:: Recorded information ::
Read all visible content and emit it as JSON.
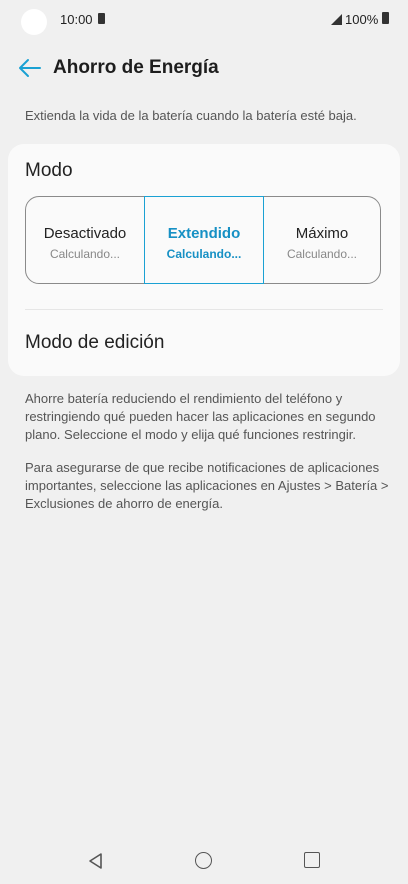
{
  "status": {
    "time": "10:00",
    "battery": "100%"
  },
  "header": {
    "title": "Ahorro de Energía"
  },
  "intro": "Extienda la vida de la batería cuando la batería esté baja.",
  "mode": {
    "heading": "Modo",
    "options": [
      {
        "label": "Desactivado",
        "sub": "Calculando...",
        "selected": false
      },
      {
        "label": "Extendido",
        "sub": "Calculando...",
        "selected": true
      },
      {
        "label": "Máximo",
        "sub": "Calculando...",
        "selected": false
      }
    ]
  },
  "edit_mode": "Modo de edición",
  "description": [
    "Ahorre batería reduciendo el rendimiento del teléfono y restringiendo qué pueden hacer las aplicaciones en segundo plano. Seleccione el modo y elija qué funciones restringir.",
    "Para asegurarse de que recibe notificaciones de aplicaciones importantes, seleccione las aplicaciones en Ajustes > Batería > Exclusiones de ahorro de energía."
  ],
  "colors": {
    "accent": "#1690c4",
    "background": "#f0f0f0",
    "card": "#fafafa"
  }
}
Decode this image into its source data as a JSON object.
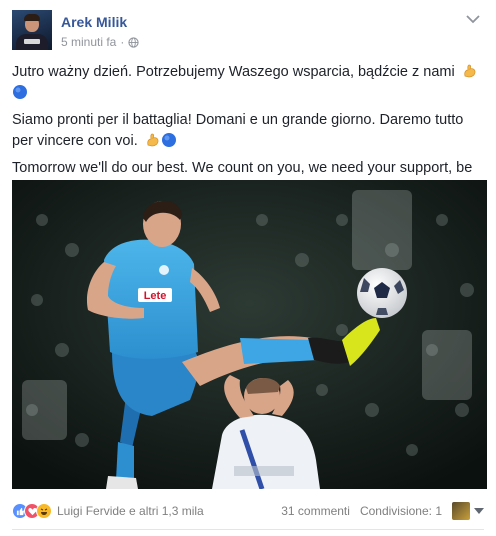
{
  "post": {
    "author": "Arek Milik",
    "timestamp": "5 minuti fa",
    "separator": "·",
    "privacy_icon": "globe-icon",
    "menu_icon": "chevron-down-icon",
    "paragraphs": [
      "Jutro ważny dzień. Potrzebujemy Waszego wsparcia, bądźcie z nami",
      "Siamo pronti per il battaglia! Domani e un grande giorno. Daremo tutto per vincere con voi.",
      "Tomorrow we'll do our best. We count on you, we need your support, be with us."
    ],
    "emojis": [
      "flexed-biceps-icon",
      "blue-circle-icon"
    ],
    "photo_shirt_text": "Lete"
  },
  "footer": {
    "reaction_icons": [
      "like-icon",
      "love-icon",
      "haha-icon"
    ],
    "reactions_text": "Luigi Fervide e altri 1,3 mila",
    "comments_text": "31 commenti",
    "shares_text": "Condivisione: 1"
  },
  "colors": {
    "author_link": "#365899",
    "meta_gray": "#90949c",
    "napoli_blue": "#3fa5e0",
    "like_blue": "#5890ff",
    "love_red": "#f25268",
    "haha_yellow": "#f7b928"
  }
}
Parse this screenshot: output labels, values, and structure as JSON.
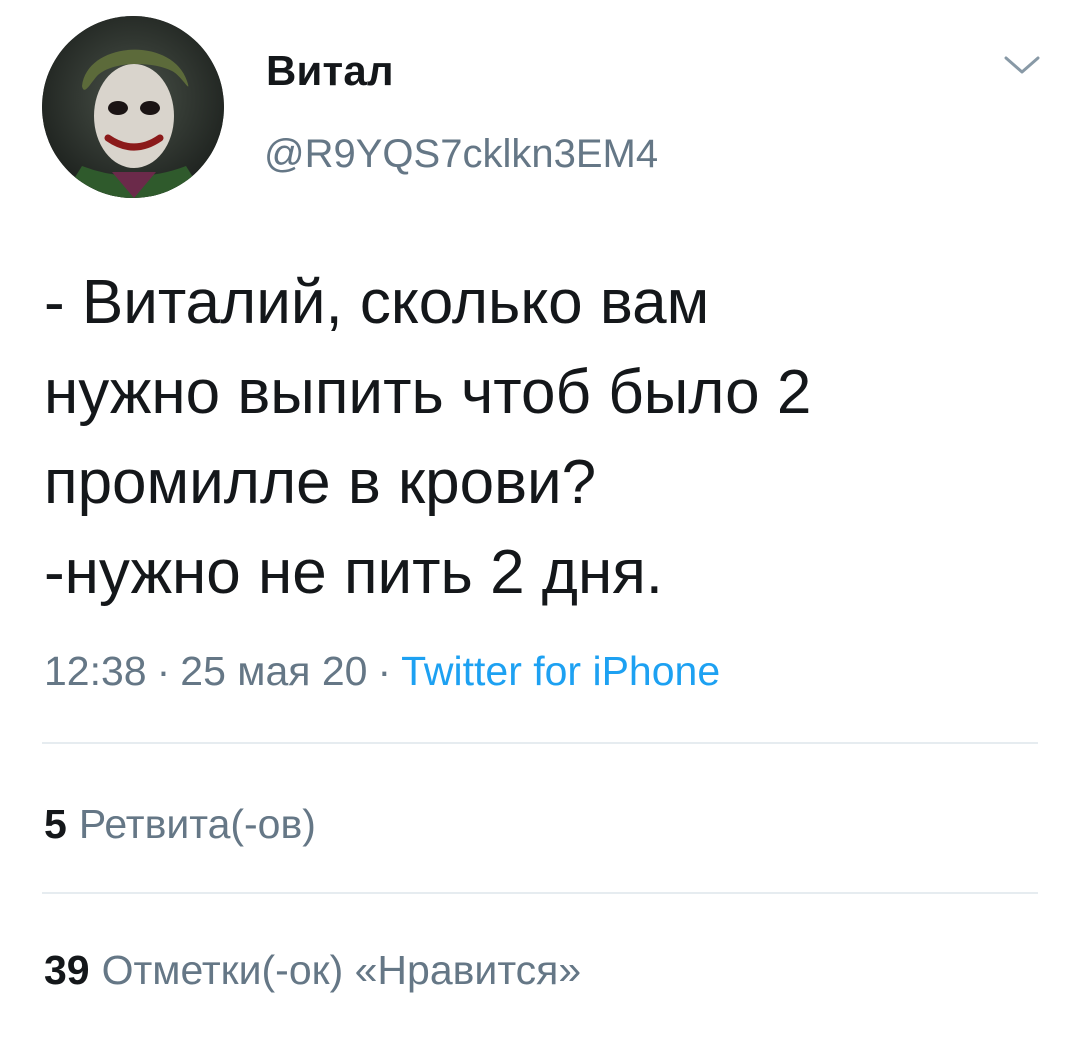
{
  "author": {
    "display_name": "Витал",
    "handle": "@R9YQS7cklkn3EM4"
  },
  "tweet": {
    "lines": [
      "- Виталий, сколько вам",
      "нужно выпить чтоб было 2",
      "промилле в крови?",
      "-нужно не пить 2 дня."
    ],
    "time": "12:38",
    "date": "25 мая 20",
    "separator": "·",
    "source": "Twitter for iPhone"
  },
  "stats": {
    "retweets_count": "5",
    "retweets_label": "Ретвита(-ов)",
    "likes_count": "39",
    "likes_label": "Отметки(-ок) «Нравится»"
  },
  "icons": {
    "menu": "chevron-down-icon"
  },
  "colors": {
    "text": "#14171a",
    "secondary": "#657786",
    "link": "#1da1f2",
    "divider": "#e6ecf0"
  }
}
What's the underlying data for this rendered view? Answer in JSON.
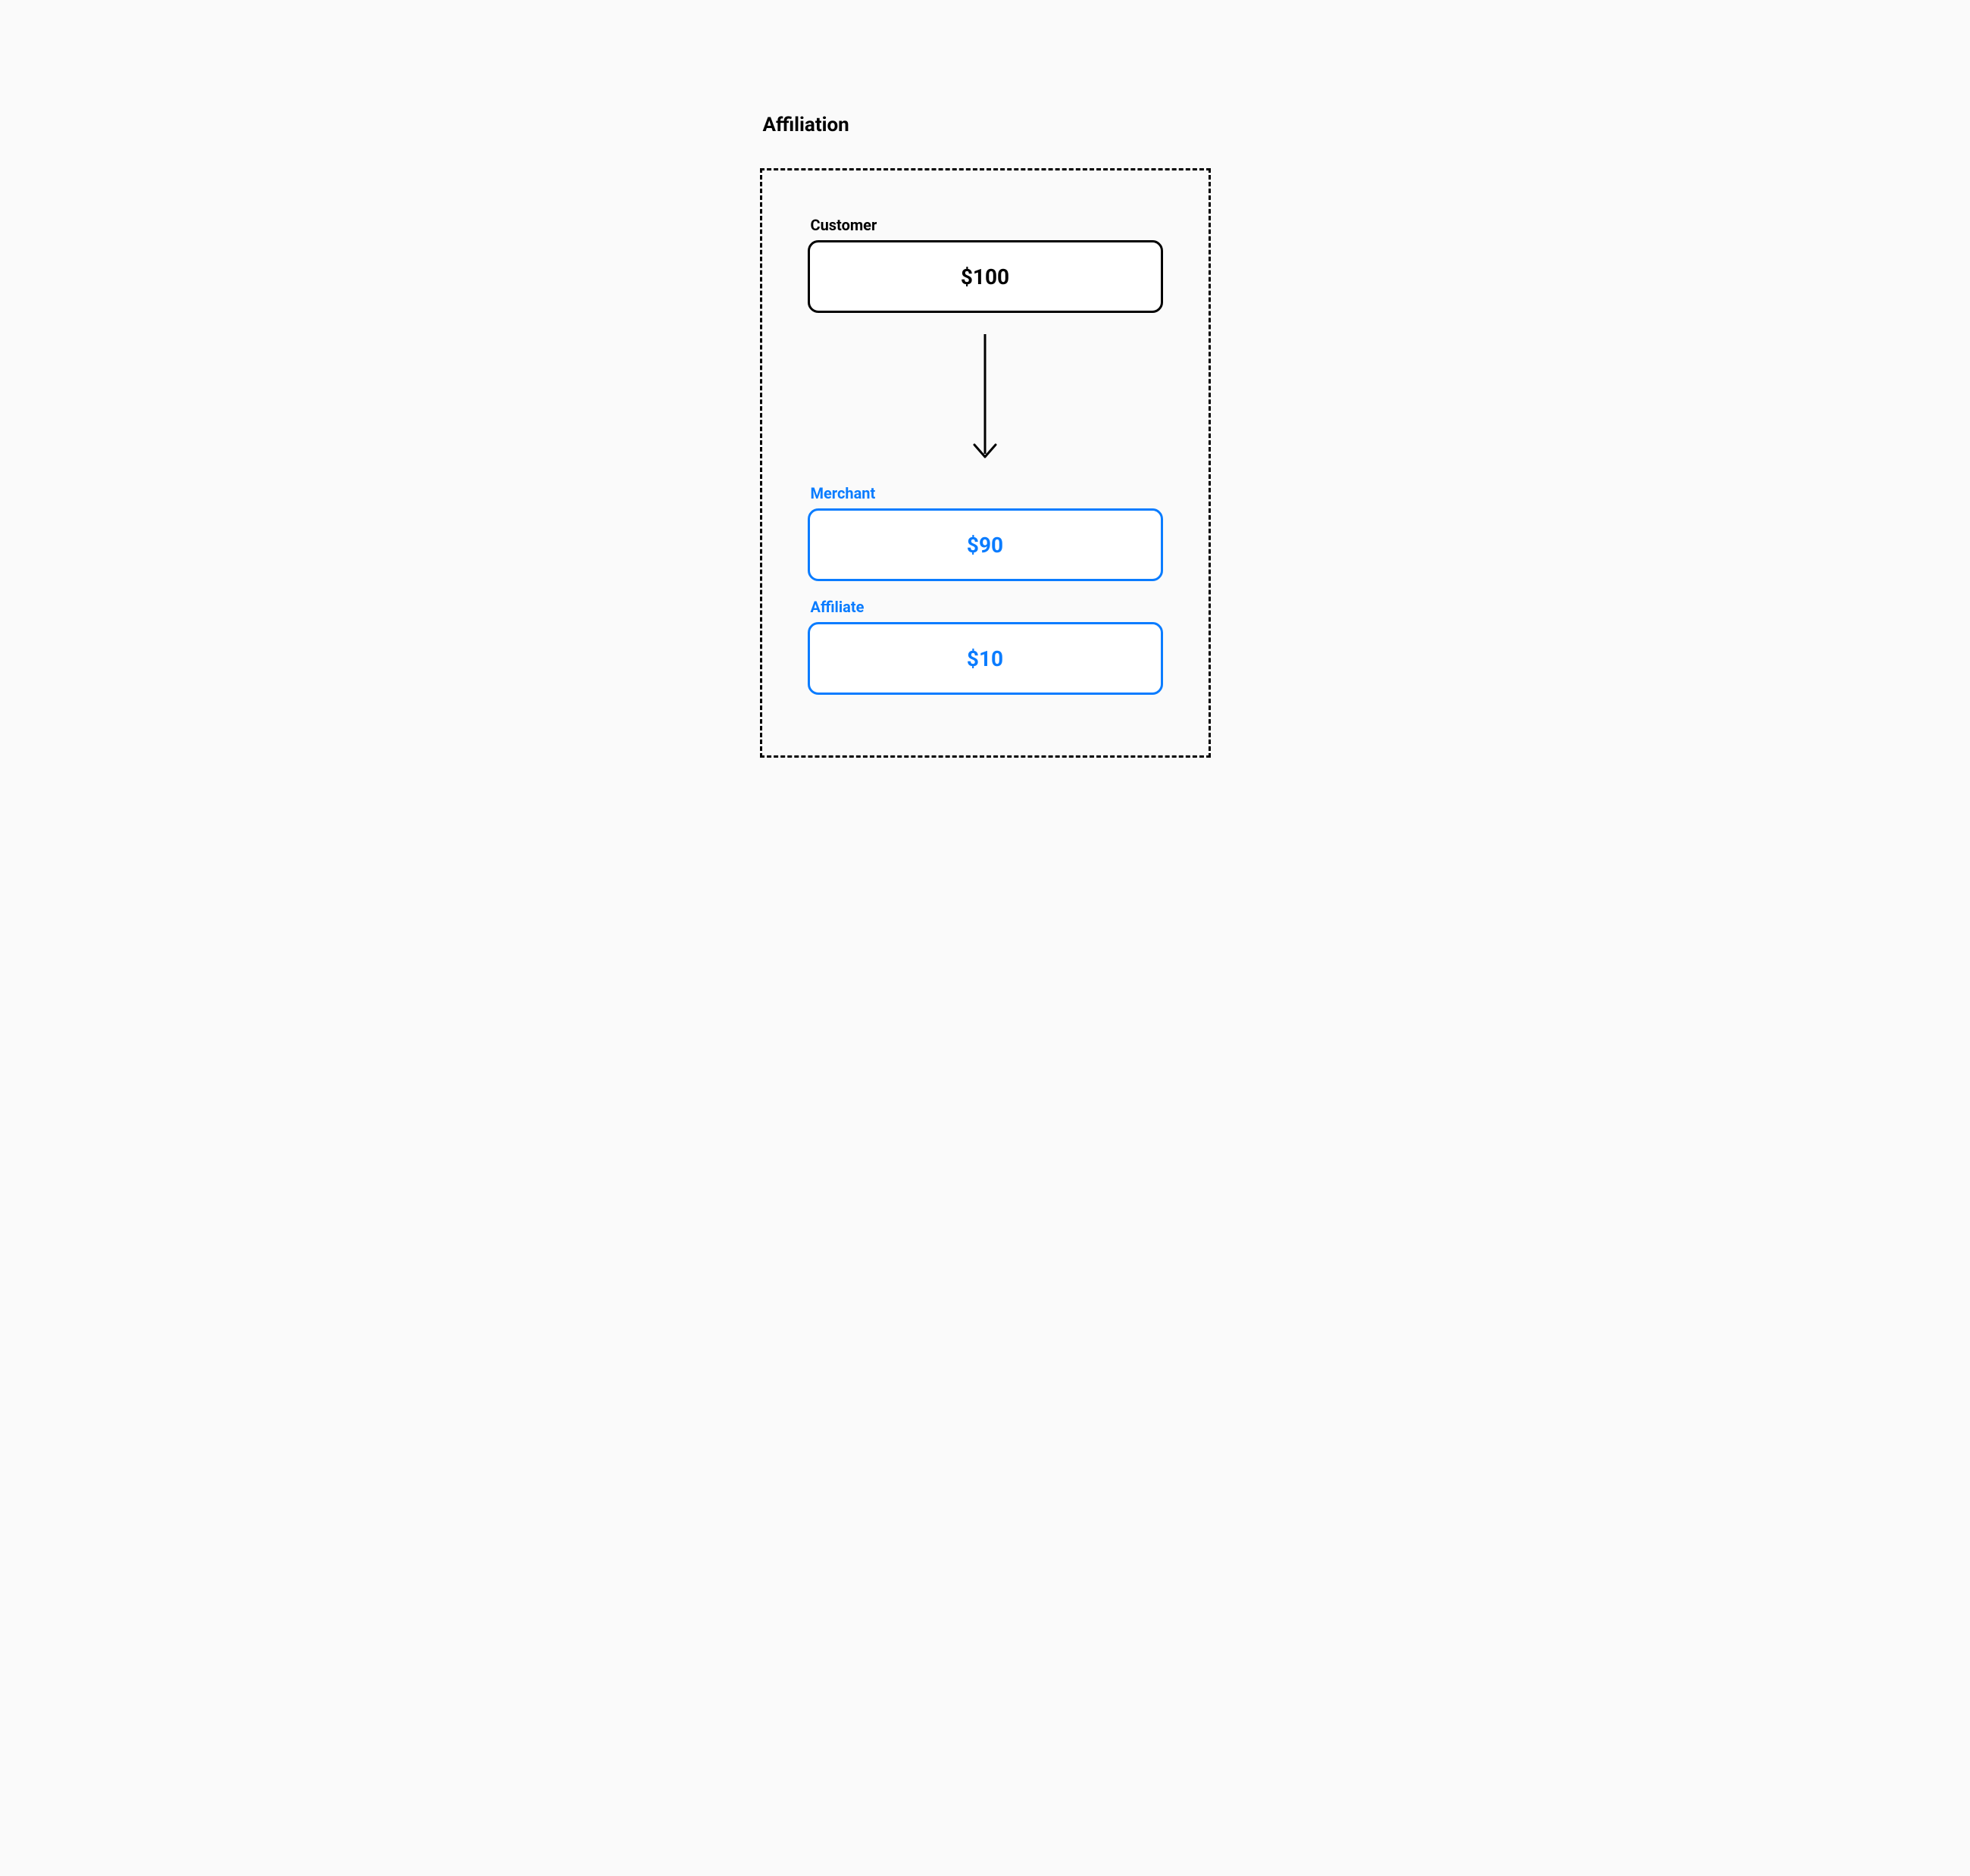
{
  "title": "Affiliation",
  "customer": {
    "label": "Customer",
    "amount": "$100"
  },
  "merchant": {
    "label": "Merchant",
    "amount": "$90"
  },
  "affiliate": {
    "label": "Affiliate",
    "amount": "$10"
  },
  "colors": {
    "accent_blue": "#0a7cff",
    "black": "#000000",
    "bg": "#fafafa"
  }
}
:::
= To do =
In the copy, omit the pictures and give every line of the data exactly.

= Answer for this exercise =
Read all visible content and emit it as JSON.
{
  "status": {
    "time": "10:00",
    "battery": "100%"
  },
  "header": {
    "title": "Ahorro de Energía"
  },
  "intro": "Extienda la vida de la batería cuando la batería esté baja.",
  "mode": {
    "heading": "Modo",
    "options": [
      {
        "label": "Desactivado",
        "sub": "Calculando...",
        "selected": false
      },
      {
        "label": "Extendido",
        "sub": "Calculando...",
        "selected": true
      },
      {
        "label": "Máximo",
        "sub": "Calculando...",
        "selected": false
      }
    ]
  },
  "edit_mode": "Modo de edición",
  "description": [
    "Ahorre batería reduciendo el rendimiento del teléfono y restringiendo qué pueden hacer las aplicaciones en segundo plano. Seleccione el modo y elija qué funciones restringir.",
    "Para asegurarse de que recibe notificaciones de aplicaciones importantes, seleccione las aplicaciones en Ajustes > Batería > Exclusiones de ahorro de energía."
  ],
  "colors": {
    "accent": "#1690c4",
    "background": "#f0f0f0",
    "card": "#fafafa"
  }
}
Decode this image into its source data as a JSON object.
{
  "post": {
    "author": "Arek Milik",
    "timestamp": "5 minuti fa",
    "separator": "·",
    "privacy_icon": "globe-icon",
    "menu_icon": "chevron-down-icon",
    "paragraphs": [
      "Jutro ważny dzień. Potrzebujemy Waszego wsparcia, bądźcie z nami",
      "Siamo pronti per il battaglia! Domani e un grande giorno. Daremo tutto per vincere con voi.",
      "Tomorrow we'll do our best. We count on you, we need your support, be with us."
    ],
    "emojis": [
      "flexed-biceps-icon",
      "blue-circle-icon"
    ],
    "photo_shirt_text": "Lete"
  },
  "footer": {
    "reaction_icons": [
      "like-icon",
      "love-icon",
      "haha-icon"
    ],
    "reactions_text": "Luigi Fervide e altri 1,3 mila",
    "comments_text": "31 commenti",
    "shares_text": "Condivisione: 1"
  },
  "colors": {
    "author_link": "#365899",
    "meta_gray": "#90949c",
    "napoli_blue": "#3fa5e0",
    "like_blue": "#5890ff",
    "love_red": "#f25268",
    "haha_yellow": "#f7b928"
  }
}
Parse this screenshot: output labels, values, and structure as JSON.
{
  "author": {
    "display_name": "Витал",
    "handle": "@R9YQS7cklkn3EM4"
  },
  "tweet": {
    "lines": [
      "- Виталий, сколько вам",
      "нужно выпить чтоб было 2",
      "промилле в крови?",
      "-нужно не пить 2 дня."
    ],
    "time": "12:38",
    "date": "25 мая 20",
    "separator": "·",
    "source": "Twitter for iPhone"
  },
  "stats": {
    "retweets_count": "5",
    "retweets_label": "Ретвита(-ов)",
    "likes_count": "39",
    "likes_label": "Отметки(-ок) «Нравится»"
  },
  "icons": {
    "menu": "chevron-down-icon"
  },
  "colors": {
    "text": "#14171a",
    "secondary": "#657786",
    "link": "#1da1f2",
    "divider": "#e6ecf0"
  }
}
What's the underlying data for this rendered view? Answer in JSON.
{
  "title": "Affiliation",
  "customer": {
    "label": "Customer",
    "amount": "$100"
  },
  "merchant": {
    "label": "Merchant",
    "amount": "$90"
  },
  "affiliate": {
    "label": "Affiliate",
    "amount": "$10"
  },
  "colors": {
    "accent_blue": "#0a7cff",
    "black": "#000000",
    "bg": "#fafafa"
  }
}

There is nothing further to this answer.